On Friday evening, there was something of a drama in our apartment building.  First an ambulance and then a doctor’s car outside the entrance, blocking the lane that leads down to High Level Road.  There are six apartments in our building and it was in our apartment that the event was taking place.  But let me start at the beginning…

While I worked at my pc, I had started to peck at the remains of a taco with spicy pulled pork, left over from one of Lotta’s working lunches..  After a couple of mouthfuls, I started to experience a nauseating sensation in my lower throat.  I stopped eating, but the sensation remained.  I went to the bathroom, but could not vomit.  I tried to drink some water, but my throat felt as if it was blocked and I could swallow nothing.

Lotta tried to intercede, but I told her to leave me alone; I would be fine.  In the few times that I have been ill, I have always wanted to be left alone.  I hate being mothered.  I have always been like a sick animal that crawls into the bushes and does not emerge until recovered.

But the discomfort became more acute.  I started to have hiccoughs, but soon they became quite extreme; my whole diaphragm shook with each occurrence.  Up to then I had stood in the bathroom, but my bad leg was quite uncomfortable with standing in one position.  I went out and returned with the chair from my desk and sat by the toilet.

Eventually the hiccoughs stopped, but I started to have spasms in my throat, followed my painful spasms lower down.
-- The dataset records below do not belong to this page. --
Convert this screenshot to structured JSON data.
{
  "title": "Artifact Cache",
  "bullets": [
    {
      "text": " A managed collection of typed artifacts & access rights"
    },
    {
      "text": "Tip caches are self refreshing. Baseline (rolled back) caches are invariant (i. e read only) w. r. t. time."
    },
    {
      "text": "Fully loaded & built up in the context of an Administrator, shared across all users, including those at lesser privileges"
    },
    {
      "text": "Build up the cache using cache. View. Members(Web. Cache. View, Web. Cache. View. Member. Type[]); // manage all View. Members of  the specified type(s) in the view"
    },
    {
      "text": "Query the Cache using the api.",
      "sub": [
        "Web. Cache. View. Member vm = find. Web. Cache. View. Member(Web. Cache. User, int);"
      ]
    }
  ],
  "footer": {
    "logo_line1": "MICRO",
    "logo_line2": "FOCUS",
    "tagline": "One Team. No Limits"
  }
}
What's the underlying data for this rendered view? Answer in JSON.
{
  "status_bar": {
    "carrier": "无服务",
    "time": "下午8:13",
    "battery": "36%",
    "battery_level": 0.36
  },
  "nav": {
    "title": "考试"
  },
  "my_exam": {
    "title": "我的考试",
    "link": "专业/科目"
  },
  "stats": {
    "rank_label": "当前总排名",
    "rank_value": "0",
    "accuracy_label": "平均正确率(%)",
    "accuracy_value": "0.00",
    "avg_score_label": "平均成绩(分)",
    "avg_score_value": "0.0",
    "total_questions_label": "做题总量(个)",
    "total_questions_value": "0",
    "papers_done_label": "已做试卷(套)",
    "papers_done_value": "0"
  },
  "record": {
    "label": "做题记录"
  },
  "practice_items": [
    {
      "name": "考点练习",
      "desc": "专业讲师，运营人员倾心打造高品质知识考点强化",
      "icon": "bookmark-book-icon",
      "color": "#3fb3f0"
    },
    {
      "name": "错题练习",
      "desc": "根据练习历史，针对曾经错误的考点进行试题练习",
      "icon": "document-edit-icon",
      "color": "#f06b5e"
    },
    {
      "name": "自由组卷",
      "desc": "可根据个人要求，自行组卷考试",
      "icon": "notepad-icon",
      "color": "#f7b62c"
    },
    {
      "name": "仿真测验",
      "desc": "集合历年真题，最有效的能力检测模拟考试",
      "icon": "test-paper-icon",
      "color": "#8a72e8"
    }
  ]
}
I started to sweat and suddenly felt cold.  I started to shiver and I was struggling to breathe normally.  By this time Lotta had had enough of my  ‘I’ll be fine, leave me alone’ and was convinced that perhaps I was having a heart attack.  She offered to call for medical help and I reluctantly agreed.

She called her doctor’s out-of-hours telephone and was given the number of an ambulance service.  She gave all the details requested and a few minutes later she received an SMS to say that an ambulance had been dispatched and would arrive in ten minutes.
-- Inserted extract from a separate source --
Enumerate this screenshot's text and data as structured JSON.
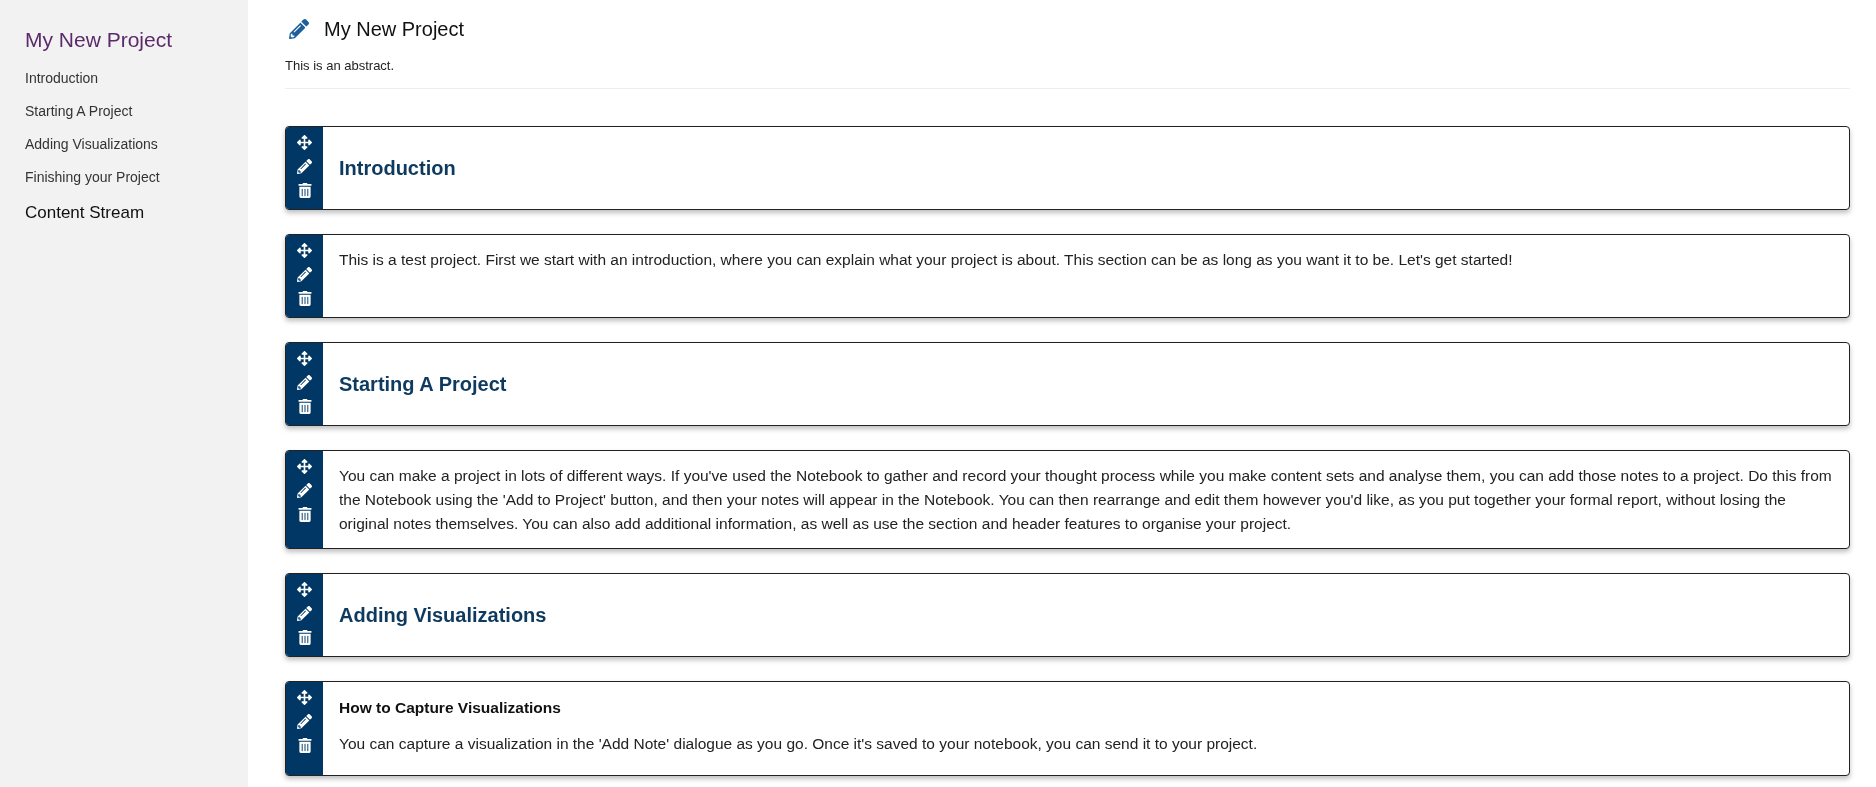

In the meantime, I was struggling with the increasingly strong spasms and trying hard to breathe.  Lotta said that when the ambulance arrived, I was shaking like a leaf and my face was completely drained of colour.

The ambulance was followed a few minutes later by a cardiologist.  When the doorbell rang, Lotta would not let him into the building, thinking him to be a local tramp trying to gain entrance in the confusion.  It was not until the ambulancemen assured her that it was their colleague, that she pressed the door release.

I really don’t remember accurately all that happened in the bathroom.  I was asked lots of questions, a device was clipped on my finger, presumably to monitor my heart beat, my blood pressure was taken and I was hooked up to a angiogram.  With all the equipment, Lotta said that the bathroom looked like a hospital emergency room.

It turned out that my heart was fine, which was a big relief and slowly I started to feel better.  The spasms stopped, my breathing eased and I was able to sip and swallow water for the first time in three hours.  The doctor said that it was possible that something had got stuck in my throat or perhaps I had had a reaction to a spice.  They offered to take me to a hospital for further tests, but I declined, as I was already feeling much better.

Lotta escorted the three medical staff back to their vehicles, apologizing profusely to the doctor for having mistaken him for a passing opportunist tramp.  I just wish that I had noted their names, for they deserve acknowledgement.  They came from Netcare911.

A Netcare911 doctor’s car, with ambulances

So all’s well that ends well.  And we had another first hand experience of the quality of the South African medical profession and the speed of reaction of their emergency services.  Most impressive.

And when I went to bed, I found these still stuck to my chest

As for spicy pulled pork, I will give it a miss in future.